1) Turn off autoexposure. Shoot in manual mode.
Otherwise, when the camera automatically adjusts the exposure for each shot, subtle changes in light can make the corresponding area of two overlapping photos look totally different.
2) Turn off auto white balance. Set it manually so that the white balance doesn't change from shot to shot.
3) Use one exposure setting. Find a shutter speed/aperture combination that works for the entire range of shots. Panoramas stitch better in more even light.
4) Use one focal length. All the photos in the sequence should have the same point of view.
5) Shut off the flash. Otherwise, there'll be inconsistencies between shots.
6) Use a tripod. Not essential, but it helps keep the camera on the same plane throughout all of the shots. And when shooting 360-degree panoramas, a tripod ensures that the first and the last shots line up with each other. If your tripod has a level, use it.

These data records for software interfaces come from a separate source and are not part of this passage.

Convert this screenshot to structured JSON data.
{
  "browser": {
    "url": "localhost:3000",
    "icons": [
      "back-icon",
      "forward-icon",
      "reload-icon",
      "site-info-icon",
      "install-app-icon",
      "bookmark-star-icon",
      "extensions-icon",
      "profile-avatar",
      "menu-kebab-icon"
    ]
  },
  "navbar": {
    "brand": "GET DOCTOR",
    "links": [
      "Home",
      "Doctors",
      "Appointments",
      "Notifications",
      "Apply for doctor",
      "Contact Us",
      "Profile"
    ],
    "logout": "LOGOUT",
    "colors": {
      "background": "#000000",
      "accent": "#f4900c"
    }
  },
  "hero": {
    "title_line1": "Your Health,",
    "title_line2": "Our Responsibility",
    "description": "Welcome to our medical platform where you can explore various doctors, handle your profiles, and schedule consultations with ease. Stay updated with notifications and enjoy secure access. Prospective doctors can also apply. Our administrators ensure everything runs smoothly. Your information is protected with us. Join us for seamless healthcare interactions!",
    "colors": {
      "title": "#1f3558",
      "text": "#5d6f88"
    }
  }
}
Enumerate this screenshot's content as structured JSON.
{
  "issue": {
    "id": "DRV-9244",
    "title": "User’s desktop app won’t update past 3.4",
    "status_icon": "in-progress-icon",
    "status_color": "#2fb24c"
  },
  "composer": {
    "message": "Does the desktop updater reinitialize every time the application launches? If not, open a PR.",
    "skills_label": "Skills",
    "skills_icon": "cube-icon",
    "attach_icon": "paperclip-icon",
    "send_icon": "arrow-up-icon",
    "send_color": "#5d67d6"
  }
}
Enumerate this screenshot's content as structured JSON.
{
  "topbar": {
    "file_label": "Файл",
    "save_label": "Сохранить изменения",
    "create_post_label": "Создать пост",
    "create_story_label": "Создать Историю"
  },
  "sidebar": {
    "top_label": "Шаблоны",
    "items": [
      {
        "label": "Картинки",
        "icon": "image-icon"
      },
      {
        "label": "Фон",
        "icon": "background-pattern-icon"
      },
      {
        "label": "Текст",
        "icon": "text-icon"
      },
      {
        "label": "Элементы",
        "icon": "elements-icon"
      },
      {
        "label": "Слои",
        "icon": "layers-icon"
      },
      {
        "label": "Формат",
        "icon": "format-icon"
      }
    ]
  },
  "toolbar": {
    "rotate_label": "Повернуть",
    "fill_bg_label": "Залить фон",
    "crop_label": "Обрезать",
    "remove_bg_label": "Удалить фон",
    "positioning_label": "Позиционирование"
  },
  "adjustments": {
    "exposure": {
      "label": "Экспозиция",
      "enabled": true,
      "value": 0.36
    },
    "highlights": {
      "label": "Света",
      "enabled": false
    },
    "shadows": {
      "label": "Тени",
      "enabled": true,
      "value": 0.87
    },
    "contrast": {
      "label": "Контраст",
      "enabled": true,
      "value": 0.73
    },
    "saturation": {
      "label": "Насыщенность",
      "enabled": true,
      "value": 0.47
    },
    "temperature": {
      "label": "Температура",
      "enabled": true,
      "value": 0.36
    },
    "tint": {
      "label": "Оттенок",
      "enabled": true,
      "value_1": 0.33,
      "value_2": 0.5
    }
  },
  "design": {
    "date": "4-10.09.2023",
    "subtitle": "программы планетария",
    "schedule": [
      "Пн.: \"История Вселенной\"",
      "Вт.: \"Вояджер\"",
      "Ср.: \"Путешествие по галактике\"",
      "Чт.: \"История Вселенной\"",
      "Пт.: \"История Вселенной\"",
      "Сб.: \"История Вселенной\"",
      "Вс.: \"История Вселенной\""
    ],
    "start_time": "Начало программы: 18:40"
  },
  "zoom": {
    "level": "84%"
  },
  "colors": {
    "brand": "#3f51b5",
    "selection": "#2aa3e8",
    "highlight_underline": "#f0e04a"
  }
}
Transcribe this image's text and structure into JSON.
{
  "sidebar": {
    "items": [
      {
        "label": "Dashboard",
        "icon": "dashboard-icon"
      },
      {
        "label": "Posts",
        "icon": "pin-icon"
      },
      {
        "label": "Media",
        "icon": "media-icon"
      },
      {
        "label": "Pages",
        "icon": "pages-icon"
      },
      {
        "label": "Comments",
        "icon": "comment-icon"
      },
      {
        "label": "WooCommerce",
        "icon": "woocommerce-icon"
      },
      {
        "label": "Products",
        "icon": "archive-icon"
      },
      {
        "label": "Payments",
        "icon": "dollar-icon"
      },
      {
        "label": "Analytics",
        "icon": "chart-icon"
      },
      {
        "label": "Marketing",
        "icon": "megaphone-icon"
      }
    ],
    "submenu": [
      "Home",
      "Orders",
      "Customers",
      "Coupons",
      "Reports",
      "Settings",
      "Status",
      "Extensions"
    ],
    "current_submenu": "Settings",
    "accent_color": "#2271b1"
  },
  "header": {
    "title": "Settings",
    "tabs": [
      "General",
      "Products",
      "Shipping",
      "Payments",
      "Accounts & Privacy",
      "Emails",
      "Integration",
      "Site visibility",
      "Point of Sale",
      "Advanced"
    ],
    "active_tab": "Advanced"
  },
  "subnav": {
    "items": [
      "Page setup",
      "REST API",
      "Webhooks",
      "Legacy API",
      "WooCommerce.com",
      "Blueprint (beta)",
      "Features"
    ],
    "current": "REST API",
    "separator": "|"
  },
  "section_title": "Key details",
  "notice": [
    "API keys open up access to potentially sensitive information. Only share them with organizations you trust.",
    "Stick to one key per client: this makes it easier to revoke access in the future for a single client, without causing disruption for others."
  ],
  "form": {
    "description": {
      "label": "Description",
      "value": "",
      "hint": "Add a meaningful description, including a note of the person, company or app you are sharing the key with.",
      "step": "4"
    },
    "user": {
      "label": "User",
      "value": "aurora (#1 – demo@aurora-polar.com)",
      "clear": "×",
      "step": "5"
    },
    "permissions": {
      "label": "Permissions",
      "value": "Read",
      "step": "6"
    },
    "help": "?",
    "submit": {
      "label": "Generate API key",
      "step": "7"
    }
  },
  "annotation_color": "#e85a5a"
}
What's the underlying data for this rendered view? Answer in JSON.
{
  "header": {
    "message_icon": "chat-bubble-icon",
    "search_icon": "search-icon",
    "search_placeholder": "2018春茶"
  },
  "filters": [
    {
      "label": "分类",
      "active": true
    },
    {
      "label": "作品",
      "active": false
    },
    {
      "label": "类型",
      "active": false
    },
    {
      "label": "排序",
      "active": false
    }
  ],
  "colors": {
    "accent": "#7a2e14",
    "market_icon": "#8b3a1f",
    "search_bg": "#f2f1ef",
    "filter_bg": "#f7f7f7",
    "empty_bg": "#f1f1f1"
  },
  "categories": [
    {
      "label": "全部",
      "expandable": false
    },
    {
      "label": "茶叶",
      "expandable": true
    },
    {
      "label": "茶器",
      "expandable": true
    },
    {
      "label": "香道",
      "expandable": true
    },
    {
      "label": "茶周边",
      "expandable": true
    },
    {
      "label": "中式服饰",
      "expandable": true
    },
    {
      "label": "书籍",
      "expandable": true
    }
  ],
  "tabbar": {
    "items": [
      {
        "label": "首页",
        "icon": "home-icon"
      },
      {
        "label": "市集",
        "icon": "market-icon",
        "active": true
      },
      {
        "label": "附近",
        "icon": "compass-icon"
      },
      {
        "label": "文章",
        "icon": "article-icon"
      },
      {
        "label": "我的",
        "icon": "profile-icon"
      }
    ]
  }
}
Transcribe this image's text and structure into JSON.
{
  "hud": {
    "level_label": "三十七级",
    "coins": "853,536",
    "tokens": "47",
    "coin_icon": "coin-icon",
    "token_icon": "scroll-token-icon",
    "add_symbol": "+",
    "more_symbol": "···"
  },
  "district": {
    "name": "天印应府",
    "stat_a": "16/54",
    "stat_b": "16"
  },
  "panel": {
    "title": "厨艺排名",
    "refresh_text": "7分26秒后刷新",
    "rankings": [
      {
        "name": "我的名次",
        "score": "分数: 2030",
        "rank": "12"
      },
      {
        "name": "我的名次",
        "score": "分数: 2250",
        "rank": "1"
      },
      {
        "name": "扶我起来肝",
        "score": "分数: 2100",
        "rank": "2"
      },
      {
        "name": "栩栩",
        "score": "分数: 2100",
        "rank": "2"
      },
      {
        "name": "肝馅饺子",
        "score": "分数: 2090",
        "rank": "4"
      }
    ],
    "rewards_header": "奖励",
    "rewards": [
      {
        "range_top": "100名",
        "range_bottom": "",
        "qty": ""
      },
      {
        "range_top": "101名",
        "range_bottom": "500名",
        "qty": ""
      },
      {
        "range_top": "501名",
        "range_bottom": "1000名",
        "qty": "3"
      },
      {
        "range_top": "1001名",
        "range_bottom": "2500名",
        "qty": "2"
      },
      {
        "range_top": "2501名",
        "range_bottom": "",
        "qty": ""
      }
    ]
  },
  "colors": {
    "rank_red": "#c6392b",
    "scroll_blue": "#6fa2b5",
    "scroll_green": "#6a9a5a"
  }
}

7) Overlap the shots. Shoot the photos using between 25 percent and 50 percent overlap. You can estimate; the amount of overlap doesn't have to be the same from shot to shot. The wider the lens, the more you should overlap to avoid distortion.